[Saved entries]
================
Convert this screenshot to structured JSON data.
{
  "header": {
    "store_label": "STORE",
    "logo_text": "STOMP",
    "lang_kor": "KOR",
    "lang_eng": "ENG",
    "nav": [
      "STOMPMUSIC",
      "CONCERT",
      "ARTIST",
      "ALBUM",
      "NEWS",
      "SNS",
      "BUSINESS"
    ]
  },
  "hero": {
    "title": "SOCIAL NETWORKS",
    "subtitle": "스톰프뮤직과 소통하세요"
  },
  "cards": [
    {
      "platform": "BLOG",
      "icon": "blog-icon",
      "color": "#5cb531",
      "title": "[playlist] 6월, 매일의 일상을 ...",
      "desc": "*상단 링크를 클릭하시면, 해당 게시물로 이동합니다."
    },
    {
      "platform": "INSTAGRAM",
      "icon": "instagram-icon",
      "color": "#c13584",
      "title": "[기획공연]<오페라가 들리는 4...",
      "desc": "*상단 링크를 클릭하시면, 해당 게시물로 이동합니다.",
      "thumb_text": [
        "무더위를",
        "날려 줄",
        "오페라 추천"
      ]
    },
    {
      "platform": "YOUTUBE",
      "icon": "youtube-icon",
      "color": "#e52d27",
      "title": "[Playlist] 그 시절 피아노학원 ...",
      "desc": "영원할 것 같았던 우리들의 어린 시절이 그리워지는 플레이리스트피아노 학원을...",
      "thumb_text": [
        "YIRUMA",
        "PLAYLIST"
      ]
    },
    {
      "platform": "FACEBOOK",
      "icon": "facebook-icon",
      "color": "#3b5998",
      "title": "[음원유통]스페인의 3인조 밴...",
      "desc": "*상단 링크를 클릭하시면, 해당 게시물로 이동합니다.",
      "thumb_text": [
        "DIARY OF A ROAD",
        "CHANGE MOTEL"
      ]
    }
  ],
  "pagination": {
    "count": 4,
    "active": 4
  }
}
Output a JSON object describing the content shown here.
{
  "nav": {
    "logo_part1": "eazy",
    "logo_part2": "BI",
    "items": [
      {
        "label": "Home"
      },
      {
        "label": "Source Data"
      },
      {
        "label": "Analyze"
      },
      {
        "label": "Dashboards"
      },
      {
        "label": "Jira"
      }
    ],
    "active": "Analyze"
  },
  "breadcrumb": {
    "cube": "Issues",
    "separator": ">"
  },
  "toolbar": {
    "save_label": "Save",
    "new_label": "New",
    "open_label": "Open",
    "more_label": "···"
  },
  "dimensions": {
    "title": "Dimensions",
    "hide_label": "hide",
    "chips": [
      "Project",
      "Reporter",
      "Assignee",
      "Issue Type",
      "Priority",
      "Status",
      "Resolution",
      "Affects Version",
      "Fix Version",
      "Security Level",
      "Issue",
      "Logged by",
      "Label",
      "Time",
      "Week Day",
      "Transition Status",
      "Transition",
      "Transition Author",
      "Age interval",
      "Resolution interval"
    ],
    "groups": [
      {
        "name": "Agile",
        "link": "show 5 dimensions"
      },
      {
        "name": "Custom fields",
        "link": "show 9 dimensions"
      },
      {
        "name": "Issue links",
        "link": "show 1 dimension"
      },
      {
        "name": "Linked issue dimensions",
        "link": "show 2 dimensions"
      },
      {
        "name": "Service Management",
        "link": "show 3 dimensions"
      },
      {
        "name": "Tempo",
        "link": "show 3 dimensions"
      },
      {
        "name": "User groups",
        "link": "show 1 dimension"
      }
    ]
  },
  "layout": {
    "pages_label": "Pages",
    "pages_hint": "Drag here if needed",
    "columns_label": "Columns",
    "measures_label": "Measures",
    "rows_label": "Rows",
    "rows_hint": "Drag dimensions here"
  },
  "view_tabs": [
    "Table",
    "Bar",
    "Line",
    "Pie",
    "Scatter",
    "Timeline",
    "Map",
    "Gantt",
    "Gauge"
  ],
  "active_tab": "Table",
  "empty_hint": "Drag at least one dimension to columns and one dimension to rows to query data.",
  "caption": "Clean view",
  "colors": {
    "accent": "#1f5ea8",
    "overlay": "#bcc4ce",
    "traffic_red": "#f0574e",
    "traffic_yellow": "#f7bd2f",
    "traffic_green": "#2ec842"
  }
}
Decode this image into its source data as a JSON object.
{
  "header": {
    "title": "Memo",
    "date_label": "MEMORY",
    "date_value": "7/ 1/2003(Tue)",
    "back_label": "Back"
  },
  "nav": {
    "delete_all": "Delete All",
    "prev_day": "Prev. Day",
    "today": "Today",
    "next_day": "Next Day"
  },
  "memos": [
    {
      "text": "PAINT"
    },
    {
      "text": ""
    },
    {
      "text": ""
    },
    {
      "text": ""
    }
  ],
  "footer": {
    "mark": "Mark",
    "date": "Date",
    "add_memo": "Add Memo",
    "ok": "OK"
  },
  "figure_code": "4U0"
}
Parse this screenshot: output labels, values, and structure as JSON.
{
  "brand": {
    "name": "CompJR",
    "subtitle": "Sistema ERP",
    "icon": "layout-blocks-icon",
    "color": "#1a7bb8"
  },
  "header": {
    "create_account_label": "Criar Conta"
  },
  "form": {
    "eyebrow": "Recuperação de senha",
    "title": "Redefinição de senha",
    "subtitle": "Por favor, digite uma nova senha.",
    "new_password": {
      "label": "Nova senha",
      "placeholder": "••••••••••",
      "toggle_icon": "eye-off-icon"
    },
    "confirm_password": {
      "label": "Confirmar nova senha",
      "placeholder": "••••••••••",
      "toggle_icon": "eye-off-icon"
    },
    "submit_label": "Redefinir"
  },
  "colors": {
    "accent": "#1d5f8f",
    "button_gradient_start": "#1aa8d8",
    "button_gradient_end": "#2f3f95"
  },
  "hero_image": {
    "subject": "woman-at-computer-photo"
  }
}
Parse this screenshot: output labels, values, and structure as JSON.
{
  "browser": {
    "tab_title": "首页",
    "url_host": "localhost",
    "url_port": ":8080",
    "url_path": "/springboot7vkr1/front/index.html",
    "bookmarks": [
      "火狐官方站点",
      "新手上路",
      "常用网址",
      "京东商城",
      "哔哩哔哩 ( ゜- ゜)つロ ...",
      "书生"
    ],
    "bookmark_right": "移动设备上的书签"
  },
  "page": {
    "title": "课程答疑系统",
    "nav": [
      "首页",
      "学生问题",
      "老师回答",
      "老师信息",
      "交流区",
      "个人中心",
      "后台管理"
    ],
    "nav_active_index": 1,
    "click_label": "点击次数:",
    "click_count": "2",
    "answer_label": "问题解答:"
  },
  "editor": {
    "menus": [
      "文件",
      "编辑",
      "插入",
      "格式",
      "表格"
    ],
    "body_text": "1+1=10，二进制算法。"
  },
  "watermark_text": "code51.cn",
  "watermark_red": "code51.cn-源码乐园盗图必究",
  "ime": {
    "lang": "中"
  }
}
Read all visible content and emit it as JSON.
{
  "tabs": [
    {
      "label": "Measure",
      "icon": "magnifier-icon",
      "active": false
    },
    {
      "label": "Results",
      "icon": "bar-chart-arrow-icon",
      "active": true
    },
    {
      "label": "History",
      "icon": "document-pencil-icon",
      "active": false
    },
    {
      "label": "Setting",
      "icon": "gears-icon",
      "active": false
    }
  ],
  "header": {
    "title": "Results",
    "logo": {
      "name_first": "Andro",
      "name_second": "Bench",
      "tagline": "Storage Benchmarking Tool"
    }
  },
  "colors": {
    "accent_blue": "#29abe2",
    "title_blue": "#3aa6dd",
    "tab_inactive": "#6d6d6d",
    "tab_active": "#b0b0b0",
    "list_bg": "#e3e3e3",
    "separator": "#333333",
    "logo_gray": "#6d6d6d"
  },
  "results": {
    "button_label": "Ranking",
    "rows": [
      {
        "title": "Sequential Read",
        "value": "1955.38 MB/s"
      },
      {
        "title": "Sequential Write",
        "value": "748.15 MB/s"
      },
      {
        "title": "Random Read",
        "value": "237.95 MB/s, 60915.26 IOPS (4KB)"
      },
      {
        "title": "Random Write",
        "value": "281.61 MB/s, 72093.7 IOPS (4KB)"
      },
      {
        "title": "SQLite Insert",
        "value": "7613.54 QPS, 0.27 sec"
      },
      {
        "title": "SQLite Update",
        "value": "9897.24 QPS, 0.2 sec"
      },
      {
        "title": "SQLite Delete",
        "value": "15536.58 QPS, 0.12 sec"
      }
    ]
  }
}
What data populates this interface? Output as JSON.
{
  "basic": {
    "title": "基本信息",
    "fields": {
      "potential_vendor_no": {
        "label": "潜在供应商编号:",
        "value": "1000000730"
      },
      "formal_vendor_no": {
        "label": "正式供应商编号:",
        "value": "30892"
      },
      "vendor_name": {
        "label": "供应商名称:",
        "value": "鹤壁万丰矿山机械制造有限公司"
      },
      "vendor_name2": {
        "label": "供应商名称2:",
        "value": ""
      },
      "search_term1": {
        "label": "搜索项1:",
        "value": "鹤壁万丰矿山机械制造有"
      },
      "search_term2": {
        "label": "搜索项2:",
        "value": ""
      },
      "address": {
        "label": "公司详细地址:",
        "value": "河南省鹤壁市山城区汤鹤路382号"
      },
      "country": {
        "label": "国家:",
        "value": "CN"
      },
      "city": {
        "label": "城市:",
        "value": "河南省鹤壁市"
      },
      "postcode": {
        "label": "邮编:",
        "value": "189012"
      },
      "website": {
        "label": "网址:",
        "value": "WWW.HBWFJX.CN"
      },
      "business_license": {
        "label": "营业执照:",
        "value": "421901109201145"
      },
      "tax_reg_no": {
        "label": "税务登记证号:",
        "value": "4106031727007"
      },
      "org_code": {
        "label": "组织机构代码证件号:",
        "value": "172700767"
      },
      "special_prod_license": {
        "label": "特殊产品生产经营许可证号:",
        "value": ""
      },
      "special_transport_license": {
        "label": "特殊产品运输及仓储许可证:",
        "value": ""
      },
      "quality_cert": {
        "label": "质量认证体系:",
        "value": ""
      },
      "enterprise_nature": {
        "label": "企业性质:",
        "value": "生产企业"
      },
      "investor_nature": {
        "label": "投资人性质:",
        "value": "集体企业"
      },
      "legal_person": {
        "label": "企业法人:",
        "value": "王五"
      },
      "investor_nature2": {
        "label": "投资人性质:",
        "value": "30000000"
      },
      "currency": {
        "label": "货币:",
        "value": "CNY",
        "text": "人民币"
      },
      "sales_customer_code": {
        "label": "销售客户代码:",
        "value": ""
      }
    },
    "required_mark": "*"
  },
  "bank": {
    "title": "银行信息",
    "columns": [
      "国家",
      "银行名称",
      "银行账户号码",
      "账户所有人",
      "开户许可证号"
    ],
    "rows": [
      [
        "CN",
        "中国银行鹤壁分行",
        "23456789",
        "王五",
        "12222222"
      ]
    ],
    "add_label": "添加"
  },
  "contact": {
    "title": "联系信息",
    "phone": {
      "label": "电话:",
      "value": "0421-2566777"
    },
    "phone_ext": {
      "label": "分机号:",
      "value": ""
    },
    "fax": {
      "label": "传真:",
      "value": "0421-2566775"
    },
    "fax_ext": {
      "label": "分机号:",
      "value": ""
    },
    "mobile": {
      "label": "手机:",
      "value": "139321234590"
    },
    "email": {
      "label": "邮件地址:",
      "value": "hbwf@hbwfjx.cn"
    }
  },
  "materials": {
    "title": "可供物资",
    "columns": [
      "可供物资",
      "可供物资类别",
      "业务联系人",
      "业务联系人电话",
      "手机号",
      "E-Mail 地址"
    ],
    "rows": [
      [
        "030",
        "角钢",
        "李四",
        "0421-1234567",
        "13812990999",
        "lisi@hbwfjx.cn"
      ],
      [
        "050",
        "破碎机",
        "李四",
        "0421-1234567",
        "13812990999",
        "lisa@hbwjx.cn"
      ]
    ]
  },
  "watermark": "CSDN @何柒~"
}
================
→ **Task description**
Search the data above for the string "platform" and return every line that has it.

→ **Answer for the task**
      "platform": "BLOG",
      "platform": "INSTAGRAM",
      "platform": "YOUTUBE",
      "platform": "FACEBOOK",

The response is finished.